Students often learn in the classroom, but online learning is taking on new dimensions, and Khan Academy has been at the forefront.
Since Sal Khan founded it in 2008, Khan Academy has been a non-profit organization focused on educating students aged 2-18. It’s grown considerably since then, covering subjects like math, science, arts, humanities, computing, economics and more. Rather than disparate parts, the subjects are made up of courses students can wade through to learn more about any of those subjects.
Being online also means that learning is interactive and mobile. Start a course on a web browser and follow up on a smartphone or tablet. That you can use it for free and utilize it as an additional supplement to school is all the more intriguing for students and teachers, alike.
Sal Khan started it all pretty inauspiciously by tutoring his cousin in math using a virtual blackboard. He posted the videos to YouTube, where he became something of an academic sensation. He soon quit his job as a financial analyst and has devoted his time to the platform ever since.
It’s important to note Khan Academy orients itself towards the U.S. education system. That means some features or subjects may not jive with what Canadian or other foreign schools might have in their respective curriculums. It may come across in different ways, be it what kind of math or science these online courses teach at certain grade levels, or whether arts and humanities have a decidedly American perspective.
Either way, there’s no harm in browsing through what’s available, as most of the content is easy enough to access.

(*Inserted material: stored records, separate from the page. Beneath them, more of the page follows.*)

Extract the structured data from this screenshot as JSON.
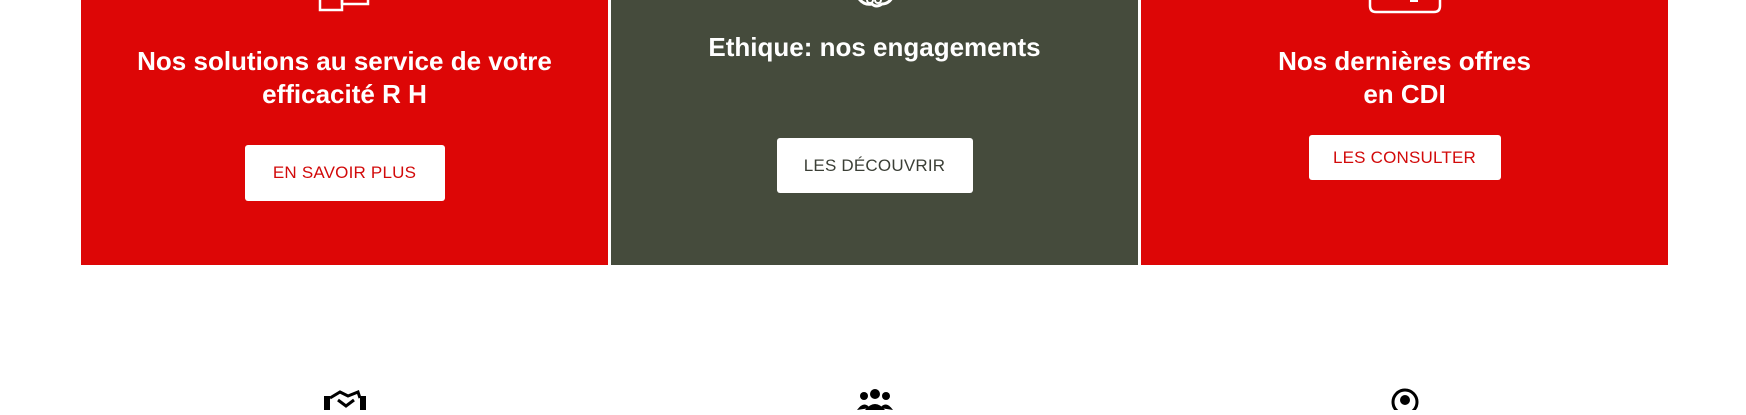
{
  "panels": [
    {
      "title_line1": "Nos solutions au service de votre",
      "title_line2": "efficacité R H",
      "button": "EN SAVOIR PLUS",
      "icon": "documents-icon"
    },
    {
      "title_line1": "Ethique: nos engagements",
      "button": "LES DÉCOUVRIR",
      "icon": "handshake-icon"
    },
    {
      "title_line1": "Nos dernières offres",
      "title_line2": "en CDI",
      "button": "LES CONSULTER",
      "icon": "briefcase-icon"
    }
  ],
  "colors": {
    "red": "#dd0606",
    "dark": "#454b3c",
    "white": "#ffffff"
  },
  "bottom_icons": [
    "handshake-icon",
    "team-icon",
    "user-icon"
  ]
}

The platform is still strongest in all things numbers, like math, economics and finance, but continues to bone up on arts, sciences and computing. There are reading lessons from kindergarten to grade 9, plus separate ones for grammar and vocabulary.
These are complete courses, so it is a commitment to go through them, though you’re not obligated to. Start from scratch and you see how the course progresses from one lesson to another. As a non-U.S. student, you don’t get any credit for finishing a high school course with Khan Academy.

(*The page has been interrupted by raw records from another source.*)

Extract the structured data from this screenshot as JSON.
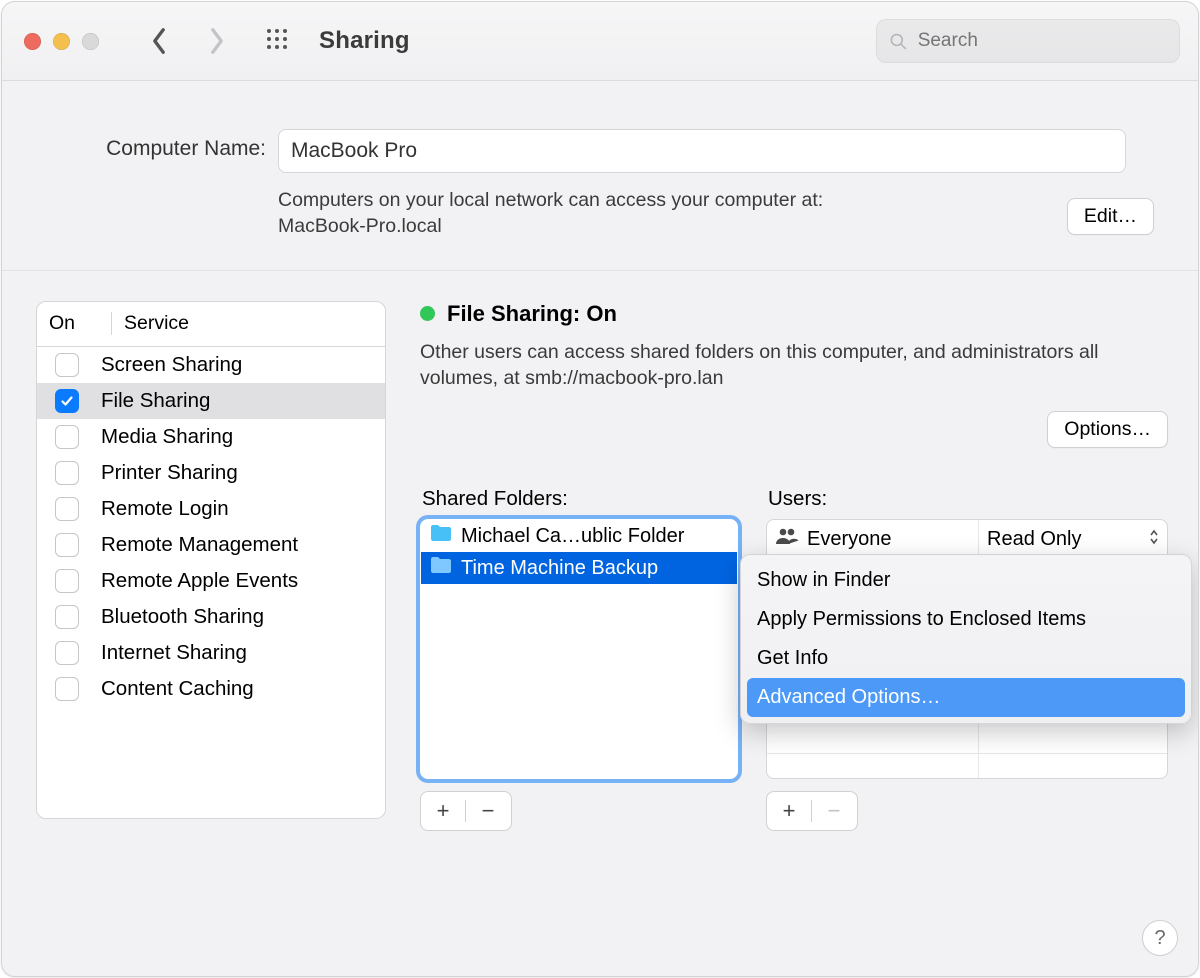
{
  "window": {
    "title": "Sharing",
    "search_placeholder": "Search"
  },
  "computer": {
    "label": "Computer Name:",
    "value": "MacBook Pro",
    "description_prefix": "Computers on your local network can access your computer at:",
    "hostname": "MacBook-Pro.local",
    "edit_label": "Edit…"
  },
  "services": {
    "on_header": "On",
    "service_header": "Service",
    "items": [
      {
        "on": false,
        "label": "Screen Sharing"
      },
      {
        "on": true,
        "label": "File Sharing",
        "selected": true
      },
      {
        "on": false,
        "label": "Media Sharing"
      },
      {
        "on": false,
        "label": "Printer Sharing"
      },
      {
        "on": false,
        "label": "Remote Login"
      },
      {
        "on": false,
        "label": "Remote Management"
      },
      {
        "on": false,
        "label": "Remote Apple Events"
      },
      {
        "on": false,
        "label": "Bluetooth Sharing"
      },
      {
        "on": false,
        "label": "Internet Sharing"
      },
      {
        "on": false,
        "label": "Content Caching"
      }
    ]
  },
  "filesharing": {
    "status_title": "File Sharing: On",
    "status_desc": "Other users can access shared folders on this computer, and administrators all volumes, at smb://macbook-pro.lan",
    "options_label": "Options…",
    "folders_header": "Shared Folders:",
    "users_header": "Users:",
    "folders": [
      {
        "name": "Michael Ca…ublic Folder",
        "selected": false
      },
      {
        "name": "Time Machine Backup",
        "selected": true
      }
    ],
    "users": [
      {
        "name": "Everyone",
        "perm": "Read Only"
      }
    ]
  },
  "context_menu": {
    "items": [
      {
        "label": "Show in Finder"
      },
      {
        "label": "Apply Permissions to Enclosed Items"
      },
      {
        "label": "Get Info"
      },
      {
        "label": "Advanced Options…",
        "highlighted": true
      }
    ]
  },
  "help_label": "?"
}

The “Mastery System” serves as a sort of alternative to a mark or grade by gamifying it through accumulating points. Quizzes and challenges come up to test knowledge along the way, with a total showing how much you’ve leveled up with skills throughout. The incentive is to score higher, much like a video game does.
Some of the lessons are at a college level, which is great for high schoolers wanting to try them out. From programming to data security and simulations, there’s good stuff to look at, even if the tools aren’t as extensive as what other specialized platforms might offer. The difference is these courses are free, making access equal for anyone who can get online, regardless of socio-economic status.
For students looking to get into engineering, or wanting to get a head start in coding at a younger age, it could be a good springboard. There are no textbooks to buy, or online assets to purchase. And since you can do it at your own pace on your own time, there’s no real pressure.
Some of the courses have a fun side to them. “Pixar in a Box” looks at how Pixar artists do their work, with lessons on how to develop simple animations. Disney sponsors the course, so it’s not without its biases, but the gist is that you get a foot in the door on bringing images to life onscreen.
As deep and comprehensive as Khan Academy is, it doesn’t offer language lessons, unfortunately. That would be really cool to see, but instead, the only language element within the platform is that students and teachers who speak other languages can access the tools in their native tongue. It supports dozens of languages at various stages of site development.
The coding courses are largely preliminary and entry-level, rather than anything that dives deep. For that, you’ll need to pursue other platforms, like Codeacademy, to go into more instructive and comprehensive lessons.
It also doesn’t have the kind of tutelage and mentorship something like MasterClass has, where celebrities and experts share their knowledge and experiences in a learning environment. Of course, those platforms do cost money to unlock the content, so you do have to consider that.
Khan Academy has a better tack on lessons for younger kids. As an online learning portal for youngsters in elementary and middle school, it presents everything well.
The COVID-19 pandemic foisted home schooling on unprepared parents, and that’s why Khan Academy stands out as a facilitator. As a totally free resource, you don’t even have to sign up for an account to access courses and lessons. If you do, however, you can track progress much easier. Parents and teachers who join and have access to a student’s progress can also assign lessons and challenges to them.
The mobile app is also a nice extension of it all. There are over 10,000 videos and exercises available, with plenty more interactive pieces to help finish assignments or cram for an exam. You don’t need to be online at all times to work on lessons, as Khan Academy lets users download content for offline learning, too. Plus, there’s even an app aimed at younger children called Khan Academy Kids.
It would be overstating things to suggest that Khan Academy is an alternative to attending school. That wasn’t the platform’s intention, especially for kids who live in more affluent countries. But it does serve well as a complement to an existing curriculum, helping challenge kids to learn more at earlier ages. Investing in a child’s education is one of the most worthwhile, and it’s nice that you can contribute to that with a platform that doesn’t cost a dime.